Thursday, February 16, 2006

My View

I've done some biking and walking and train riding around Dallas, but for some reason hardly ever with my camera. Meandering through pretty neighborhoods and coming across parks, empty but no less inviting, I never quite felt as if this were a place I was to get comfortable with if only for a month. For the most part, in my head, I have spent my time here like one might amble away a couple days of an extended layover trapped in the inconsequential hospitality districts surrounding an airport. Content with the amenities, but unconvinced that this in itself is apart of the journey. No one really relishes there idle time in places of transition, besides those more connected to the present than myself. And I suspect this has little to do with the immediate environment being inherently dismissive, and more to do with the person being in a state of dismissive-ness.

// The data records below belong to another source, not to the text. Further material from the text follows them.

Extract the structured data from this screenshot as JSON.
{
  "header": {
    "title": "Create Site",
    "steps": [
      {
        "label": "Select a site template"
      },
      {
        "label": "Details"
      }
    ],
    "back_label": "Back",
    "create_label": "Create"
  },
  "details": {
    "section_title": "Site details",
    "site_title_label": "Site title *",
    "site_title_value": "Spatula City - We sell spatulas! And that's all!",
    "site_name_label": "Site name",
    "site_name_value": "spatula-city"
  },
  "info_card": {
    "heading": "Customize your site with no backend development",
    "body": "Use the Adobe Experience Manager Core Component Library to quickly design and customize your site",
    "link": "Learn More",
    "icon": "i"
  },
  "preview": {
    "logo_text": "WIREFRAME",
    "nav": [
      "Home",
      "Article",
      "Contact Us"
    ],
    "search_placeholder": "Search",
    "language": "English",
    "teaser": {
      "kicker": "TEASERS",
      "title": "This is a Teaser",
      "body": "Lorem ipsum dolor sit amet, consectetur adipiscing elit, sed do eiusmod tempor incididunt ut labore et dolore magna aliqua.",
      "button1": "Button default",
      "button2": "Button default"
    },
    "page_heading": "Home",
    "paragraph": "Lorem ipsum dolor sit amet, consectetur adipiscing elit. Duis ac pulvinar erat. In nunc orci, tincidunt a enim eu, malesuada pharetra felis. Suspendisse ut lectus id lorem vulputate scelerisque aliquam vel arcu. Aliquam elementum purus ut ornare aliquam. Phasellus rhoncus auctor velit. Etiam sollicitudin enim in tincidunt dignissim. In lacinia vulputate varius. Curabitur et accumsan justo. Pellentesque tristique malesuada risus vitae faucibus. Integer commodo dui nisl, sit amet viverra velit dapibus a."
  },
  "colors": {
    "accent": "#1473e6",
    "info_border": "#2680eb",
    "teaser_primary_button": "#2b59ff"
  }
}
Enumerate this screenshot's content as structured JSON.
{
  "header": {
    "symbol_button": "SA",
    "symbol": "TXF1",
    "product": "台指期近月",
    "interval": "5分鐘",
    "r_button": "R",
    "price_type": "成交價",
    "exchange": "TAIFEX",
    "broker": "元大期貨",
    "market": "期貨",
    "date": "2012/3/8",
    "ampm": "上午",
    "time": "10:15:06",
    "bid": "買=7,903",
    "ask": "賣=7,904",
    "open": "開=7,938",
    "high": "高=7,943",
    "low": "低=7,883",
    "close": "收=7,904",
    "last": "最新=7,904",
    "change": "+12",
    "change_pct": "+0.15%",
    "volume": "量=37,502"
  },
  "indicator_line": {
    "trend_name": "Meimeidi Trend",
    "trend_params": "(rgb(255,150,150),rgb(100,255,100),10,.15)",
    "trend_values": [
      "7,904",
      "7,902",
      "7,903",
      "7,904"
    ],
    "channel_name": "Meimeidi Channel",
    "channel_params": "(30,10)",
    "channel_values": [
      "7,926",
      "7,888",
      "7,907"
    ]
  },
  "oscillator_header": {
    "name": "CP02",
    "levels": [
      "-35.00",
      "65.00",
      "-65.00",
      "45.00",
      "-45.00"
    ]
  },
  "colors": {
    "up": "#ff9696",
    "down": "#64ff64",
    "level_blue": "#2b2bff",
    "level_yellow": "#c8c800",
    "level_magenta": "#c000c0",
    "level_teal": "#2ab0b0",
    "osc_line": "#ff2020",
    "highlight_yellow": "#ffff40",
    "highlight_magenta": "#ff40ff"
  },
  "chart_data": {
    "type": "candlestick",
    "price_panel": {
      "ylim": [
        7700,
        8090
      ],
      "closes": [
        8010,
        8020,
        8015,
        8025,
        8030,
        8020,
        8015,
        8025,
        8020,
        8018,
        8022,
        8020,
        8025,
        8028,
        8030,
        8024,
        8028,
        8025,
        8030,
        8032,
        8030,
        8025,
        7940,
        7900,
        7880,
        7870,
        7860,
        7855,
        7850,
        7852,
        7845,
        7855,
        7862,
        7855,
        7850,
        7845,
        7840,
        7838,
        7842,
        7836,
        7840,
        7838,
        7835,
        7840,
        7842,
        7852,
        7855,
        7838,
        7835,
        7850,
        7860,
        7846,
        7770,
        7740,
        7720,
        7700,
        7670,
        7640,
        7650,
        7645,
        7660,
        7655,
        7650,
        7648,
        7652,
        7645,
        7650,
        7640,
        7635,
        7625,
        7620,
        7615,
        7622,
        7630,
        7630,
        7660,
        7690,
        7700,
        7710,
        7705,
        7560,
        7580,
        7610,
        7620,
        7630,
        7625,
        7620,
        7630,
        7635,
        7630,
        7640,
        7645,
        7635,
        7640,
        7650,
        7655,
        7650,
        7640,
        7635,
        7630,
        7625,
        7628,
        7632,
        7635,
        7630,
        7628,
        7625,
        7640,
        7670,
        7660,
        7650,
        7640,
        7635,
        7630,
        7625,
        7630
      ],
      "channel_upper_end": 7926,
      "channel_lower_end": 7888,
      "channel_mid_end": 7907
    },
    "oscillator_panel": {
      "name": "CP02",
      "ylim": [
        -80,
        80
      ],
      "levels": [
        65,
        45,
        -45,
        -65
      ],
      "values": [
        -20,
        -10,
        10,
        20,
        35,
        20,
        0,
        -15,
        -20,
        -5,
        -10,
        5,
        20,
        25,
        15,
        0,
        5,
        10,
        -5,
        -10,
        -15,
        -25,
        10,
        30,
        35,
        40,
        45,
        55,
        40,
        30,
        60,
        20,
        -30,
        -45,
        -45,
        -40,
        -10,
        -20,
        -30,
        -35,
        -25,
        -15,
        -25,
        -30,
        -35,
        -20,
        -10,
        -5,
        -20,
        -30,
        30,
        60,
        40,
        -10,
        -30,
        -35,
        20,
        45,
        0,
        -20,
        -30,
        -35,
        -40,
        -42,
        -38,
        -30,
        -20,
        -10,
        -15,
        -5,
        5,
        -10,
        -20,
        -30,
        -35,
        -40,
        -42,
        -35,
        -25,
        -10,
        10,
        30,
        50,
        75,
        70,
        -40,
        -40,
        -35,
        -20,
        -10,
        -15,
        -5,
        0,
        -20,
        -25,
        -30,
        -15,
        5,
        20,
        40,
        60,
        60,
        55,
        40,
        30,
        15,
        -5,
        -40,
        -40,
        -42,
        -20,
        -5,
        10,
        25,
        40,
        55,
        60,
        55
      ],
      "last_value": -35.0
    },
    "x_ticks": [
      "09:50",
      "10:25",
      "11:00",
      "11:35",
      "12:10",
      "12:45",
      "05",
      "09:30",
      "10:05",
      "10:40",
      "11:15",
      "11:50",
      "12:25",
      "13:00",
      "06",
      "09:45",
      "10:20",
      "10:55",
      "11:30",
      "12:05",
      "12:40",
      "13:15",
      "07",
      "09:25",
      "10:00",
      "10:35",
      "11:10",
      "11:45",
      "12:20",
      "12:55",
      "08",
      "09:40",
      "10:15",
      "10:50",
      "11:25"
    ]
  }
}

My time spent here in the pretty college neighborhood of Highland Park, Dallas I have spent convincing myself of my rapidly approaching departure from it. I have frequented a coffee shop over and over, yet still refused the repeated buyer’s punch card on the grounds that “I won‘t be here long enough to get the free coffee.” I haven’t really tried to make friends with my work acquaintances at the bookstore telling myself time would be better spent studying Chinese or reading a book about China or riding the train to no particular place and walking around with no particular intention, as if just to exercise the mentality of traveling. All together not a bad way to pass the days and I have really enjoyed it, despite my eagerness to get on with my adventure. And perhaps a time of social distance was called for before moving to China, like weaning me from the dependency of easy communication.

The world outside my immediate window is loud with traffic and people talking underneath the trees, the occasional church bell and stadium noise, but I feel very quiet here. I get lost on the freeways and I don’t know how to get to places that everyone else is familiar with, like the mall and Target. The office parks and shopping plazas are hazily set off by the bright blueness of the central Texas sky as if everything had the reflected waviness of deck furniture by a pool. On my rides on the bike path from Highland Park to the Downtown, the trail skirts the backsides of the office parks, trendy shopping districts, and new fangled sky rises whose careful facades face the freeway. The scenery passes like weightless projection on a white flimsy screen. Everything I ever wanted to take a picture of, but didn’t, were those shots that hint at the traces of people in places where people are supposed to be but aren’t--the empty overly lit parking garage, the single office whose lights left on floating squarely in a wall of black windows reflecting only the orange lamppost light outside, empty rappelling rafters left by window washers on the backside of a mini-skyscraper. But if such shots, if ever taken, were to say anything about human beings, the most they would say would be about their photographer, whose eyes were excited by temporary emptiness and quiet and who found themselves enticed to be on the backsides of things, in the after hours, before they lit up again. And of course those shots that I didn’t take might reflect the leisureliness of this transition, the idle transiency that I feel here.

My name is Hannah Pierce-Carlson